▶ _Exercise details_:
Please retype the records below exactly as they appear, but leave out the pictures.

▶ _Records supplied_:
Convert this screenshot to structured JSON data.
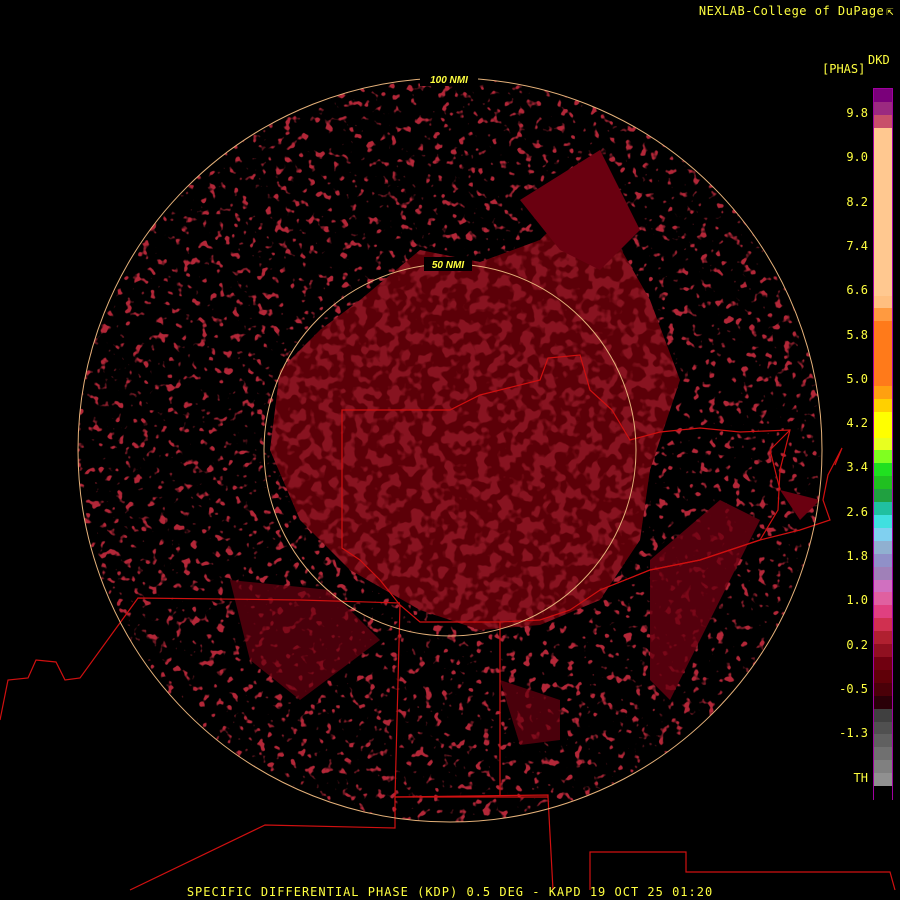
{
  "credit": "NEXLAB-College of DuPage",
  "credit_icon": "external-link-icon",
  "product_abbr": "DKD",
  "product_unit": "[PHAS]",
  "range_rings": [
    "100 NMI",
    "50 NMI"
  ],
  "legend": {
    "ticks": [
      "9.8",
      "9.0",
      "8.2",
      "7.4",
      "6.6",
      "5.8",
      "5.0",
      "4.2",
      "3.4",
      "2.6",
      "1.8",
      "1.0",
      "0.2",
      "-0.5",
      "-1.3",
      "TH"
    ],
    "colors": [
      "#7a007a",
      "#9b2a80",
      "#c8506a",
      "#ffc890",
      "#ffc890",
      "#ffc890",
      "#ffc890",
      "#ffc890",
      "#ffc890",
      "#ffc890",
      "#ffc890",
      "#ffc890",
      "#ffc890",
      "#ffc890",
      "#ffc890",
      "#ffc890",
      "#ffbf80",
      "#ff9a40",
      "#ff7a1a",
      "#ff7a1a",
      "#ff7a1a",
      "#ff7a1a",
      "#ff7a1a",
      "#ffa010",
      "#ffd000",
      "#ffff00",
      "#ffff00",
      "#e8ff20",
      "#80ff20",
      "#20e020",
      "#20c020",
      "#20a040",
      "#20c0a0",
      "#40e0e0",
      "#80d0f0",
      "#90b0d0",
      "#9090c8",
      "#a080b8",
      "#d070c0",
      "#e060a0",
      "#e04080",
      "#d03050",
      "#b02030",
      "#901020",
      "#700010",
      "#600008",
      "#4a0008",
      "#2a0008",
      "#404040",
      "#505050",
      "#606060",
      "#707070",
      "#808080",
      "#909090",
      "#000000"
    ]
  },
  "footer": "SPECIFIC DIFFERENTIAL PHASE (KDP) 0.5 DEG - KAPD 19 OCT 25 01:20"
}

▶ _Exercise answer_:
Convert this screenshot to structured JSON data.
{
  "credit": "NEXLAB-College of DuPage",
  "credit_icon": "external-link-icon",
  "product_abbr": "DKD",
  "product_unit": "[PHAS]",
  "range_rings": [
    "100 NMI",
    "50 NMI"
  ],
  "legend": {
    "ticks": [
      "9.8",
      "9.0",
      "8.2",
      "7.4",
      "6.6",
      "5.8",
      "5.0",
      "4.2",
      "3.4",
      "2.6",
      "1.8",
      "1.0",
      "0.2",
      "-0.5",
      "-1.3",
      "TH"
    ],
    "colors": [
      "#7a007a",
      "#9b2a80",
      "#c8506a",
      "#ffc890",
      "#ffc890",
      "#ffc890",
      "#ffc890",
      "#ffc890",
      "#ffc890",
      "#ffc890",
      "#ffc890",
      "#ffc890",
      "#ffc890",
      "#ffc890",
      "#ffc890",
      "#ffc890",
      "#ffbf80",
      "#ff9a40",
      "#ff7a1a",
      "#ff7a1a",
      "#ff7a1a",
      "#ff7a1a",
      "#ff7a1a",
      "#ffa010",
      "#ffd000",
      "#ffff00",
      "#ffff00",
      "#e8ff20",
      "#80ff20",
      "#20e020",
      "#20c020",
      "#20a040",
      "#20c0a0",
      "#40e0e0",
      "#80d0f0",
      "#90b0d0",
      "#9090c8",
      "#a080b8",
      "#d070c0",
      "#e060a0",
      "#e04080",
      "#d03050",
      "#b02030",
      "#901020",
      "#700010",
      "#600008",
      "#4a0008",
      "#2a0008",
      "#404040",
      "#505050",
      "#606060",
      "#707070",
      "#808080",
      "#909090",
      "#000000"
    ]
  },
  "footer": "SPECIFIC DIFFERENTIAL PHASE (KDP) 0.5 DEG - KAPD 19 OCT 25 01:20"
}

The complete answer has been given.